"It doesn't feel real. It feels like a death burial," he lamented. "That's what it feels like. It feels like a death. Even the whole last week when I was in Iceland, it was so relaxing and so nice. I was still training in Iceland, keeping my head nice and clear. That's what I will continue to do. It just feels like my hands are tied now with, I didn't know the situation with this was as serious as it is."

In terms of what's next, Holohan is opening up a SBG affiliate in Tallaght, a southern suburb of Dublin. He'll continue to train and coach and maybe compete in areas of combat sports where he can. The truth is, Holohan said, he never got into MMA to fight in the UFC. He did it because it was fun and there was a strong social support group around him. That's still there and that's what will keep him coming back.

"The thinking there wasn't to go to the UFC for me. This is a good group of people doing jiu-jitsu, everyone's having fun, everyone's happy. That's how it started for me. It's still that same situation.

"It's exciting," he admitted. "That's always what I wanted to do. It just lead to the UFC as well, but I'm not going to stop doing that because I don't fight competitively in the UFC anymore."

And the highlight of his career? There were many, but perhaps UFC Fight Night 46 in Dublin, Ireland was the peak. He opened the show with a submission win and the Irish from many camps took the event by storm. For Holohan, it was a moment he couldn't forget.

"As always, when we hit the place, we hit it running," he recalled. "If you look at the consecutive fights that we had, we were putting out fights with a lot of tempo.

"I think that we hit the ground running. It was kind of 'go, go go' and that was my reaction towards it. Get in and fight now because we'd make it through the dark in a way."

Holohan doesn't leave the sport with a distinguished, elite record. He accomplished quite a bit, but never had a the chance to turn the corner into something special. But that's never what Holohan's appeal was about. He was something of an everyman and the consummate Irishman. For him, competing was about representing country, team and maybe a little of his own eccentric side.

"To me, fighting is like jigsaw pieces, little bits and little sequences," he said. "I was always trying to execute sequences that we'd been practicing in the gym that John had been showing me and the whole team has been working on together. That's what it's about. Doing it in a loyal atmosphere. That's what it's always about," he claimed.

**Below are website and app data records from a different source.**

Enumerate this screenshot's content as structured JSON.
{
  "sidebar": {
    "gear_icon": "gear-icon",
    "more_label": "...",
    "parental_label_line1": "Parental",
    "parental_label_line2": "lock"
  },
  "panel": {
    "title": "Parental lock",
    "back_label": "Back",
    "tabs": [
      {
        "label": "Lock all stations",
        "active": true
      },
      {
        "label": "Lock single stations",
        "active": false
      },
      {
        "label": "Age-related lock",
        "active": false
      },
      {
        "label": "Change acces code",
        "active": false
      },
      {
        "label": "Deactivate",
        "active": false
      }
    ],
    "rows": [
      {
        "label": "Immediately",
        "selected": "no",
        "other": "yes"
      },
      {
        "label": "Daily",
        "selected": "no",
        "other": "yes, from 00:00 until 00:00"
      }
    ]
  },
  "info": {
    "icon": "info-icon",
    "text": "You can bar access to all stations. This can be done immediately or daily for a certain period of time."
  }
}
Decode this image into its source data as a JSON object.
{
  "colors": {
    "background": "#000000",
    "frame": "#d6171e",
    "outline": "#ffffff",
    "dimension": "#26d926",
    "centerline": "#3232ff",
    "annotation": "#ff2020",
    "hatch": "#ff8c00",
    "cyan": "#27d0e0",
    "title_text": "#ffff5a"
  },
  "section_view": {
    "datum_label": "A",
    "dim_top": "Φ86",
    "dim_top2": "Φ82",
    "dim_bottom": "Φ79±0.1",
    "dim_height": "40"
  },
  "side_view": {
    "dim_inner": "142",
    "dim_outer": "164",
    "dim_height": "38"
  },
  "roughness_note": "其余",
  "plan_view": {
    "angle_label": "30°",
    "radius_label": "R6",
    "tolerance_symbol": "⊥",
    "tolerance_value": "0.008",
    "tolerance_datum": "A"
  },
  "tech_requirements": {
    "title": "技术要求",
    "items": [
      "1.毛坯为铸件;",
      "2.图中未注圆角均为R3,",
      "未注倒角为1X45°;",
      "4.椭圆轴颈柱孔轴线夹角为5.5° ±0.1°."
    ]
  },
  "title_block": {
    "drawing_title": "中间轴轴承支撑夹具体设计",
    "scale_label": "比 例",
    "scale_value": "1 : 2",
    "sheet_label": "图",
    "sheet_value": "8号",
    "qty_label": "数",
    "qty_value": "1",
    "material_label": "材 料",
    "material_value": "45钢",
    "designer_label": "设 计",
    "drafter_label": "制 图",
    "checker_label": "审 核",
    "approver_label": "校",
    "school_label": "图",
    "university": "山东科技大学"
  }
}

But as always, Holohan found a way to leave his mark on things, in life and in the cage.

"Sometimes there's a dash of just scrapping in there as well," he acknowledged.